■ WHAT TO PRODUCE:
With nothing left out, repeat every entry exactly.

Excerpts from a dataset:
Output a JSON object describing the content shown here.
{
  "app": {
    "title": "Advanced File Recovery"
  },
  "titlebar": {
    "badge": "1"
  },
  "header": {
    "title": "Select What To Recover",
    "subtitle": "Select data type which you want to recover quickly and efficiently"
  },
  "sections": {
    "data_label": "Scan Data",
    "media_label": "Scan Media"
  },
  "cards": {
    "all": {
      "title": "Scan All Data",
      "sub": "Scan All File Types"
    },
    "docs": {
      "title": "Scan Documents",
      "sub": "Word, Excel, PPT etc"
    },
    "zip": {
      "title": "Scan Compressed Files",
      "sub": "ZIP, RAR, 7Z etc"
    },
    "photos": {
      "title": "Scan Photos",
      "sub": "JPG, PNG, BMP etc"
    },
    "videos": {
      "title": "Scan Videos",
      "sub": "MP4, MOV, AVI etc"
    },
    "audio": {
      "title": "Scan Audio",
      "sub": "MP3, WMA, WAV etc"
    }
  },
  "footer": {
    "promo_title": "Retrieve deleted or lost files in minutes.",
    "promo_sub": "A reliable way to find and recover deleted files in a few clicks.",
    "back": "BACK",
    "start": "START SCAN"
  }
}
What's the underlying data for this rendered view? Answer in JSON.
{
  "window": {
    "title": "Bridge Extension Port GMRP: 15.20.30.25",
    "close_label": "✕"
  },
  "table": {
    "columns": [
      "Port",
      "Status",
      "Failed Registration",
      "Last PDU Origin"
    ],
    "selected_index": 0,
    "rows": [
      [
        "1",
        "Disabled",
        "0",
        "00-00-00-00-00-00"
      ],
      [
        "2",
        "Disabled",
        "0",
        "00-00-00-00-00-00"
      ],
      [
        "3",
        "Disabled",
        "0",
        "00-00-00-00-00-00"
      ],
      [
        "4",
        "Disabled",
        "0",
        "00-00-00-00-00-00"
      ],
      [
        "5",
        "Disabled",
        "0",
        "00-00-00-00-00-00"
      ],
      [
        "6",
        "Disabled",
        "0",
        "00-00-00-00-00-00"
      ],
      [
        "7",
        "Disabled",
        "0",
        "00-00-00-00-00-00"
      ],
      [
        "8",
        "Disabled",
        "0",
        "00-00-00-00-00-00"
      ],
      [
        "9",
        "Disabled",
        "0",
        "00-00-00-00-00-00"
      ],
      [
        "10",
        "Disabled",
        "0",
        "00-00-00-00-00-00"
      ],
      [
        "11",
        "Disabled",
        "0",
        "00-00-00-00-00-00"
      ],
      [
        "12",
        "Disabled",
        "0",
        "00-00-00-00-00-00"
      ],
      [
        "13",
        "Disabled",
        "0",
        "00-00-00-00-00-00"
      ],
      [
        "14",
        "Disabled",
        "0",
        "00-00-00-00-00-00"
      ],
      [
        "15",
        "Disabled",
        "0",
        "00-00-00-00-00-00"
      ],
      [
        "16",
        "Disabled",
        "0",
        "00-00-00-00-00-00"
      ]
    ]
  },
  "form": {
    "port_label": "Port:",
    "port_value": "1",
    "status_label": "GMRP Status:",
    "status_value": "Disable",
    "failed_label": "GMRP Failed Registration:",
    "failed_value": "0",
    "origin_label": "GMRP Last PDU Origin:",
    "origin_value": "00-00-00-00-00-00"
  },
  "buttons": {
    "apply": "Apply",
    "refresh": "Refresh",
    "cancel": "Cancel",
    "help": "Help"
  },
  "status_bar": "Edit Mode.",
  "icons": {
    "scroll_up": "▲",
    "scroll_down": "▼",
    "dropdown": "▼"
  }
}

■ ANSWER:
Output a JSON object describing the content shown here.
{
  "app": {
    "title": "Advanced File Recovery"
  },
  "titlebar": {
    "badge": "1"
  },
  "header": {
    "title": "Select What To Recover",
    "subtitle": "Select data type which you want to recover quickly and efficiently"
  },
  "sections": {
    "data_label": "Scan Data",
    "media_label": "Scan Media"
  },
  "cards": {
    "all": {
      "title": "Scan All Data",
      "sub": "Scan All File Types"
    },
    "docs": {
      "title": "Scan Documents",
      "sub": "Word, Excel, PPT etc"
    },
    "zip": {
      "title": "Scan Compressed Files",
      "sub": "ZIP, RAR, 7Z etc"
    },
    "photos": {
      "title": "Scan Photos",
      "sub": "JPG, PNG, BMP etc"
    },
    "videos": {
      "title": "Scan Videos",
      "sub": "MP4, MOV, AVI etc"
    },
    "audio": {
      "title": "Scan Audio",
      "sub": "MP3, WMA, WAV etc"
    }
  },
  "footer": {
    "promo_title": "Retrieve deleted or lost files in minutes.",
    "promo_sub": "A reliable way to find and recover deleted files in a few clicks.",
    "back": "BACK",
    "start": "START SCAN"
  }
}
What's the underlying data for this rendered view? Answer in JSON.
{
  "window": {
    "title": "Bridge Extension Port GMRP: 15.20.30.25",
    "close_label": "✕"
  },
  "table": {
    "columns": [
      "Port",
      "Status",
      "Failed Registration",
      "Last PDU Origin"
    ],
    "selected_index": 0,
    "rows": [
      [
        "1",
        "Disabled",
        "0",
        "00-00-00-00-00-00"
      ],
      [
        "2",
        "Disabled",
        "0",
        "00-00-00-00-00-00"
      ],
      [
        "3",
        "Disabled",
        "0",
        "00-00-00-00-00-00"
      ],
      [
        "4",
        "Disabled",
        "0",
        "00-00-00-00-00-00"
      ],
      [
        "5",
        "Disabled",
        "0",
        "00-00-00-00-00-00"
      ],
      [
        "6",
        "Disabled",
        "0",
        "00-00-00-00-00-00"
      ],
      [
        "7",
        "Disabled",
        "0",
        "00-00-00-00-00-00"
      ],
      [
        "8",
        "Disabled",
        "0",
        "00-00-00-00-00-00"
      ],
      [
        "9",
        "Disabled",
        "0",
        "00-00-00-00-00-00"
      ],
      [
        "10",
        "Disabled",
        "0",
        "00-00-00-00-00-00"
      ],
      [
        "11",
        "Disabled",
        "0",
        "00-00-00-00-00-00"
      ],
      [
        "12",
        "Disabled",
        "0",
        "00-00-00-00-00-00"
      ],
      [
        "13",
        "Disabled",
        "0",
        "00-00-00-00-00-00"
      ],
      [
        "14",
        "Disabled",
        "0",
        "00-00-00-00-00-00"
      ],
      [
        "15",
        "Disabled",
        "0",
        "00-00-00-00-00-00"
      ],
      [
        "16",
        "Disabled",
        "0",
        "00-00-00-00-00-00"
      ]
    ]
  },
  "form": {
    "port_label": "Port:",
    "port_value": "1",
    "status_label": "GMRP Status:",
    "status_value": "Disable",
    "failed_label": "GMRP Failed Registration:",
    "failed_value": "0",
    "origin_label": "GMRP Last PDU Origin:",
    "origin_value": "00-00-00-00-00-00"
  },
  "buttons": {
    "apply": "Apply",
    "refresh": "Refresh",
    "cancel": "Cancel",
    "help": "Help"
  },
  "status_bar": "Edit Mode.",
  "icons": {
    "scroll_up": "▲",
    "scroll_down": "▼",
    "dropdown": "▼"
  }
}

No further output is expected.